Punditt Maharaj exemplified this extraordinary ability to transcend all spiritual and magical systems in this world, and worlds beyond. He was able to use those systems, but he gave an extra dimension that has taken me over twenty years of study and research to discover.
Punditt never discussed his work; he expected me to learn from the Spirits. Having Spirits talk is one thing, but having the ability to hear them is quite another. It was not until Punditt entered into Silence (he has retired, and rarely speaks to anyone), that I began to understand his work.
From a very early age I knew I was different. I spent most of my childhood on school premises, and I was particularly aware of spirits, especially when the buildings were empty. I remember one day at school when I was thirteen, looking at the other children, and realising that I was different. Now, you may think that I was going through a typical teenage phase, but for most of my teens I felt too old to do most things! I also spent a lot of time with adults and older people, despite being nearly the oldest in my year.
Reading the Tarot is about giving answers, isn’t it? People come with questions, spoken or unsaid, and once the tarot cards are shuffled, cut and spread, all the answers come tumbling out.
So many of my clients these days come to me when they are lost – they no longer know they are, what they should be doing, where they should live, who they should live with… the list goes on and on. These are all intelligent, articulate, successful people in their own right, so where does this existential crisis come from? Lack of choice.
Oh dear, Stephen Hawking does not believe in heaven – it is relegated to a fairy story. Does it bother me? No. Is he right? Yes, but not for the reasons he gives. His view that we are simply fluctuations of the quantum field is gloriously materialistic – for the quantum field is simply a manifestation of something that no physics experiment could ever prove.
Tarot readers love complexity; tarot is a rich medium full of imagery, arcane concepts, mysticism, magic and philosophies in a smorgasbord of chicken soup. Is there any problem with that? You bet. We have lost the wood for the trees. In my view tarot needs to be deconstructed to its simplest forms, to rediscover a purity of order and structure that is mathematically based. If we do not, we cannot find new insights and uses for this already brilliant and powerful system.
Tarot has accumulated attributions from many other systems to varying degrees of success. You might think they aid the reader in interpretation, but adding complexity to an already complex system is madness. The most obvious systems to go in the trash can are astrology and the kabbalistic tree of life, and kabbalism in general. While we are about it all the attributions in Liber 777 can be unceremoniously dumped. That still leaves us with beliefs and isms such as paganism, magic, spiritualism and all the others, so they have to go too.
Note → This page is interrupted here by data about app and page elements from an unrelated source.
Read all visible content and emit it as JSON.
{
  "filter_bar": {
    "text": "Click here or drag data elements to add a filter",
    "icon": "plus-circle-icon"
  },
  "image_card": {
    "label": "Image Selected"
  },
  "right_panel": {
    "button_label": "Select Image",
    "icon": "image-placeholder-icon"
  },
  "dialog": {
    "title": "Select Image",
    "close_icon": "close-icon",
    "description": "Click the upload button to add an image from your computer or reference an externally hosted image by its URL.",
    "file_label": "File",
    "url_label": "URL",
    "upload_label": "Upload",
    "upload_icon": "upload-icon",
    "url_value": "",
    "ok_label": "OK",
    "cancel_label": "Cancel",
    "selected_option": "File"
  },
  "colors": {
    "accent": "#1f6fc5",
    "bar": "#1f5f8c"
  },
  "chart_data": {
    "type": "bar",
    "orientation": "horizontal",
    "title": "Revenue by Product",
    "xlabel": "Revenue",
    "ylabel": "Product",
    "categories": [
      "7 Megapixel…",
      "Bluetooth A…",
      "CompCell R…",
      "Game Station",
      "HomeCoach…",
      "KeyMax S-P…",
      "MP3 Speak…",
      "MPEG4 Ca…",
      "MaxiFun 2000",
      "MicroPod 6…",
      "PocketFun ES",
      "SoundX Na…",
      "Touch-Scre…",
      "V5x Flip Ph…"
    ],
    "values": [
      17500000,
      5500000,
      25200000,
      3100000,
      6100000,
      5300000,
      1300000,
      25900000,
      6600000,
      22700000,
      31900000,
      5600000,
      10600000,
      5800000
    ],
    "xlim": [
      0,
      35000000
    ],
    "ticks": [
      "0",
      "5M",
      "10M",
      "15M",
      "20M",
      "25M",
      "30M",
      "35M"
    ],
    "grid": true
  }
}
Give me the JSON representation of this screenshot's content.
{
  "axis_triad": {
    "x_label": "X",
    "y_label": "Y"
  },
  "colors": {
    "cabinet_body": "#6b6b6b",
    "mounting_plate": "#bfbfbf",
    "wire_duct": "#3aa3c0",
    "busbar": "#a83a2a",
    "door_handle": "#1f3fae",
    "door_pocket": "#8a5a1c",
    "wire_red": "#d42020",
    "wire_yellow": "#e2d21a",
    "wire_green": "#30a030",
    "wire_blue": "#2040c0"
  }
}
Games that use chance to determine the next move nevertheless require strategy to win. Remember playing Ludo as a child? Depending on the roll of a dice, which counter you move is critical to winning or losing. Monopoly is another classic example. I found that the orange set of streets with houses and hotels was always a good idea and not owning the expensive Mayfair and Park Lane. Military gaming also requires several dice to decide the nature of the move. Simple tarot spreads such as the Celtic Cross eliminate that uncertainty.
Strategy is something that is long ignored by Tarot Readers, and I think it is time to explore this very important concept. To start with, I had better offer a few definitions of strategy:
- A plan of action or policy designed to achieve a major or overall aim.
- The art of planning and directing overall military operations and movements in a war or battle
Merriam Webster gives a fuller definition: